It could be a multimillion-dollar sailing yacht or sport fisherman, a commercial lobster boat with a finish that would make any yachtsman happy, a handcrafted wooden skiff perfect for the lake or even a birch bark canoe.
In eastern Maine, Brooklin bills itself as “the boatbuilding capital of the world” and while that may be an exaggeration, the tiny town on the shores of Eggemoggin Reach does seem to turn out a disproportionate number of fascinating boats for its size.
Earlier this summer, the boat design and building partnership of Doug Hylan and Ellery Brown added to the running total with Gatsby.
An elegant, outboard-powered launch, Gatsby reflects close collaboration among the boat’s knowledgeable owner, an experienced and distinguished designer in Hylan and a skilled team of boatbuilders led by Brown.
Showing the boat at the Maine Boats and Harbors boat show in Rockland earlier this month, Brown said Gatsby’s owner was an experienced boater and avid fisherman but new to Maine waters.
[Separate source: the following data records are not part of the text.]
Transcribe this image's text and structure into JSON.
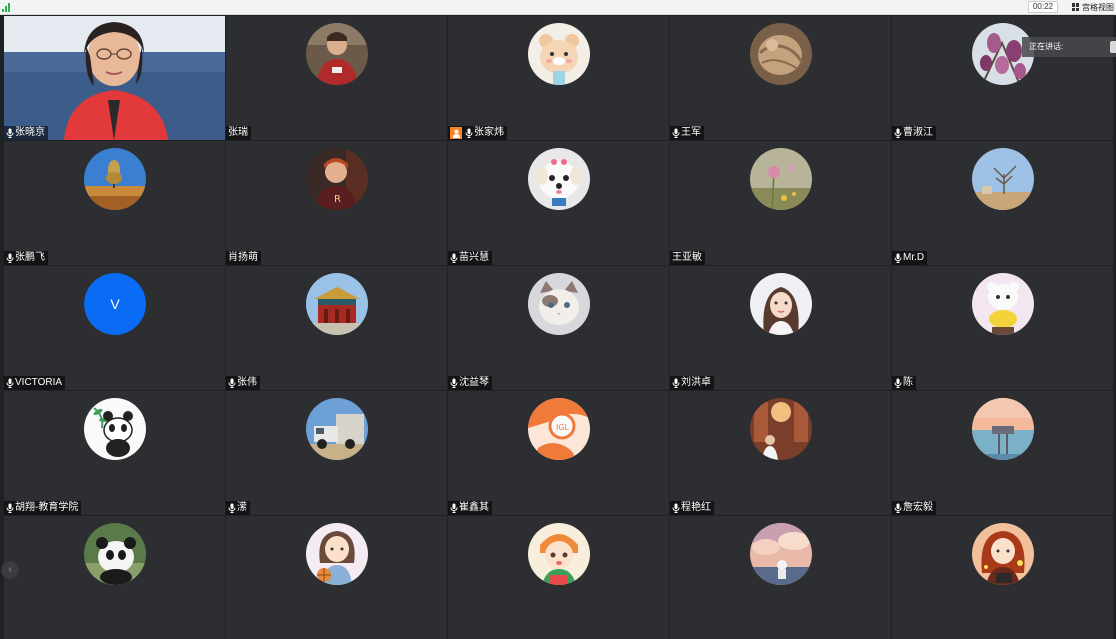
{
  "topbar": {
    "timer": "00:22",
    "grid_view_label": "宫格视图"
  },
  "speaking": {
    "label": "正在讲话:"
  },
  "tiles": [
    {
      "name": "张晓京",
      "avatar": "video",
      "mic": true
    },
    {
      "name": "张瑞",
      "avatar": "man-photo",
      "mic": false
    },
    {
      "name": "张家炜",
      "avatar": "bear-cartoon",
      "mic": true,
      "host": true
    },
    {
      "name": "王军",
      "avatar": "hand-photo",
      "mic": true
    },
    {
      "name": "曹淑江",
      "avatar": "magnolia-flowers",
      "mic": true
    },
    {
      "name": "张鹏飞",
      "avatar": "tree-landscape",
      "mic": true
    },
    {
      "name": "肖扬萌",
      "avatar": "boy-photo",
      "mic": false
    },
    {
      "name": "苗兴慧",
      "avatar": "white-dog",
      "mic": true
    },
    {
      "name": "王亚敏",
      "avatar": "pink-flower",
      "mic": false
    },
    {
      "name": "Mr.D",
      "avatar": "bare-tree",
      "mic": true
    },
    {
      "name": "VICTORIA",
      "avatar": "letter-v",
      "letter": "V",
      "mic": true
    },
    {
      "name": "张伟",
      "avatar": "palace",
      "mic": true
    },
    {
      "name": "沈益琴",
      "avatar": "cat",
      "mic": true
    },
    {
      "name": "刘洪卓",
      "avatar": "girl-portrait",
      "mic": true
    },
    {
      "name": "陈",
      "avatar": "cartoon-toy",
      "mic": true
    },
    {
      "name": "胡翔-教育学院",
      "avatar": "panda-bamboo",
      "mic": true
    },
    {
      "name": "潆",
      "avatar": "vintage-truck",
      "mic": true
    },
    {
      "name": "崔鑫其",
      "avatar": "orange-cartoon",
      "mic": true
    },
    {
      "name": "程艳红",
      "avatar": "woman-library",
      "mic": true
    },
    {
      "name": "詹宏毅",
      "avatar": "sunset-pier",
      "mic": true
    },
    {
      "name": "",
      "avatar": "panda-photo",
      "mic": false
    },
    {
      "name": "",
      "avatar": "girl-basketball",
      "mic": false
    },
    {
      "name": "",
      "avatar": "girl-fox-cartoon",
      "mic": false
    },
    {
      "name": "",
      "avatar": "astronaut-clouds",
      "mic": false
    },
    {
      "name": "",
      "avatar": "girl-book-cartoon",
      "mic": false
    }
  ],
  "colors": {
    "tile_bg": "#2c2e31",
    "grid_bg": "#1f2124",
    "letter_avatar": "#0a6cf5",
    "host_badge": "#f5832a"
  }
}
His experience aboard a wide variety of sport fishing boats informed his decision making throughout the design and construction process.
A Texas resident, the boat’s owner has purchased property in Rockland, where Gatsby will be homeported during the boating season.
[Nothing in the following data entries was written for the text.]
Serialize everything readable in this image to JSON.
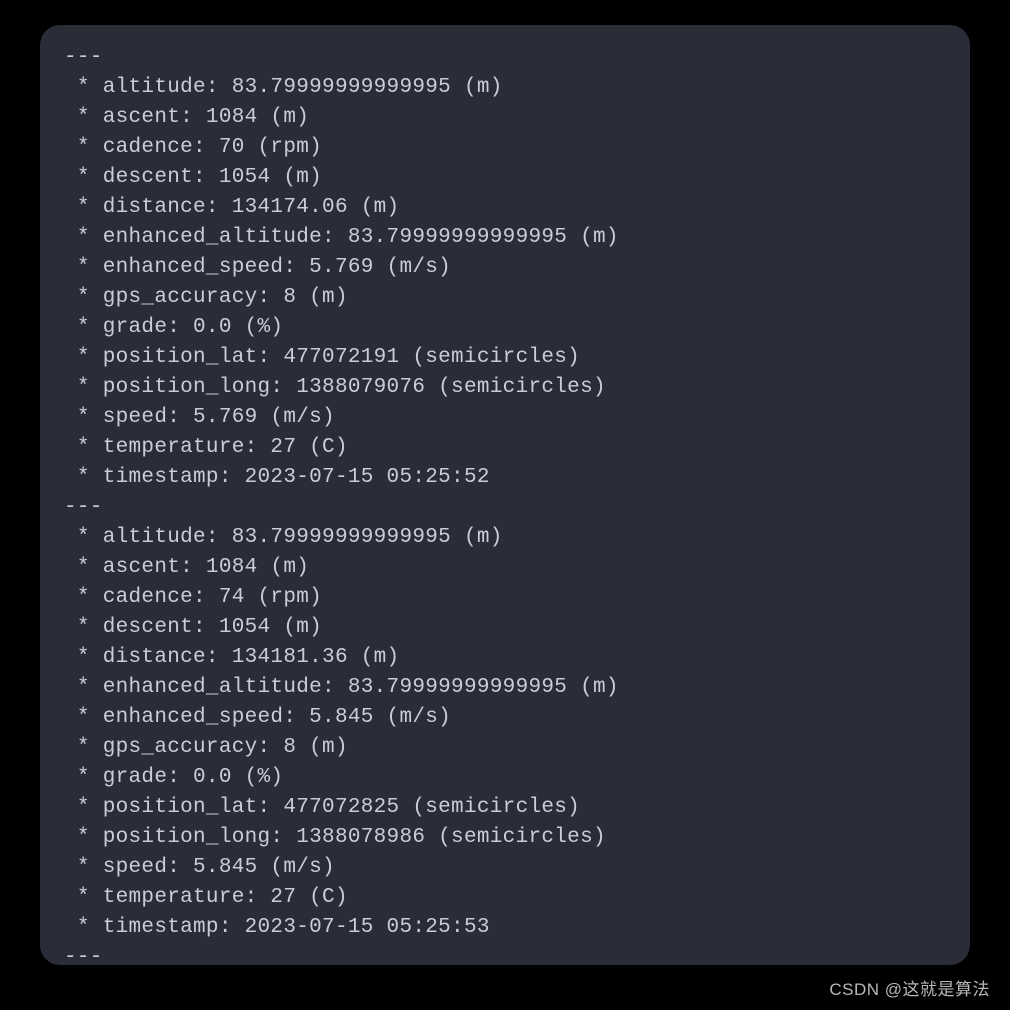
{
  "separator": "---",
  "records": [
    {
      "lines": [
        " * altitude: 83.79999999999995 (m)",
        " * ascent: 1084 (m)",
        " * cadence: 70 (rpm)",
        " * descent: 1054 (m)",
        " * distance: 134174.06 (m)",
        " * enhanced_altitude: 83.79999999999995 (m)",
        " * enhanced_speed: 5.769 (m/s)",
        " * gps_accuracy: 8 (m)",
        " * grade: 0.0 (%)",
        " * position_lat: 477072191 (semicircles)",
        " * position_long: 1388079076 (semicircles)",
        " * speed: 5.769 (m/s)",
        " * temperature: 27 (C)",
        " * timestamp: 2023-07-15 05:25:52"
      ]
    },
    {
      "lines": [
        " * altitude: 83.79999999999995 (m)",
        " * ascent: 1084 (m)",
        " * cadence: 74 (rpm)",
        " * descent: 1054 (m)",
        " * distance: 134181.36 (m)",
        " * enhanced_altitude: 83.79999999999995 (m)",
        " * enhanced_speed: 5.845 (m/s)",
        " * gps_accuracy: 8 (m)",
        " * grade: 0.0 (%)",
        " * position_lat: 477072825 (semicircles)",
        " * position_long: 1388078986 (semicircles)",
        " * speed: 5.845 (m/s)",
        " * temperature: 27 (C)",
        " * timestamp: 2023-07-15 05:25:53"
      ]
    }
  ],
  "structured": [
    {
      "altitude": {
        "value": "83.79999999999995",
        "unit": "m"
      },
      "ascent": {
        "value": "1084",
        "unit": "m"
      },
      "cadence": {
        "value": "70",
        "unit": "rpm"
      },
      "descent": {
        "value": "1054",
        "unit": "m"
      },
      "distance": {
        "value": "134174.06",
        "unit": "m"
      },
      "enhanced_altitude": {
        "value": "83.79999999999995",
        "unit": "m"
      },
      "enhanced_speed": {
        "value": "5.769",
        "unit": "m/s"
      },
      "gps_accuracy": {
        "value": "8",
        "unit": "m"
      },
      "grade": {
        "value": "0.0",
        "unit": "%"
      },
      "position_lat": {
        "value": "477072191",
        "unit": "semicircles"
      },
      "position_long": {
        "value": "1388079076",
        "unit": "semicircles"
      },
      "speed": {
        "value": "5.769",
        "unit": "m/s"
      },
      "temperature": {
        "value": "27",
        "unit": "C"
      },
      "timestamp": "2023-07-15 05:25:52"
    },
    {
      "altitude": {
        "value": "83.79999999999995",
        "unit": "m"
      },
      "ascent": {
        "value": "1084",
        "unit": "m"
      },
      "cadence": {
        "value": "74",
        "unit": "rpm"
      },
      "descent": {
        "value": "1054",
        "unit": "m"
      },
      "distance": {
        "value": "134181.36",
        "unit": "m"
      },
      "enhanced_altitude": {
        "value": "83.79999999999995",
        "unit": "m"
      },
      "enhanced_speed": {
        "value": "5.845",
        "unit": "m/s"
      },
      "gps_accuracy": {
        "value": "8",
        "unit": "m"
      },
      "grade": {
        "value": "0.0",
        "unit": "%"
      },
      "position_lat": {
        "value": "477072825",
        "unit": "semicircles"
      },
      "position_long": {
        "value": "1388078986",
        "unit": "semicircles"
      },
      "speed": {
        "value": "5.845",
        "unit": "m/s"
      },
      "temperature": {
        "value": "27",
        "unit": "C"
      },
      "timestamp": "2023-07-15 05:25:53"
    }
  ],
  "watermark": "CSDN @这就是算法"
}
As are many custom-built boats, Gatsby is more evolutionary than revolutionary.
According to Brown, the new boat’s hull is substantially the same as two earlier Hylan designs, the 26-foot V-bottom launch Top Hat and its cruising version, Bowler, yet each of those boats is unique, with different sheer heights and main bulkhead locations.
Gatsby features a raised foredeck, flaring bow, tumblehome stern and a gently radiused transom to either side of the cutout for her 115-horsepower Yamaha outboard. Her sheer has been lowered to give the boat a jauntier profile and the main bulkhead was moved forward to provide a capacious, and surprisingly luxurious cockpit accentuated by a raked windshield forward that fairs into a continuous coaming that curves around the cockpit’s after end.
Forward, beneath the raised foredeck, there are simple overnight accommodations for two including a v-berth with storage beneath and a concealed head.
Gatsby’s cockpit has been designed to provide maximum comfort and elegance in a boat of its size. With fore and aft seat consoles on either side of the companionway and a curved settee aft, the boat can seat as many as eight in the cockpit, which also has a built-in refrigerator and space for a drop-in mahogany table aft.
Invisible when the boat is in the water, the hull’s narrow twisting v-bottom transitions from a fine entry at the bow to a moderately flat run aft. The result is a fuel-efficient, semi-planing boat with good sea-keeping abilities for the relatively sheltered waters in which she’ll be used.
Gatsby has an overall length of 26 feet 6 inches, a beam of 7 feet 11 inches, and draws 17 inches. Her displacement is 3,400 pounds. According to Brown, with her 115-horsepower Yamaha outboard, Gatsby can reach speeds of 30 miles per hour.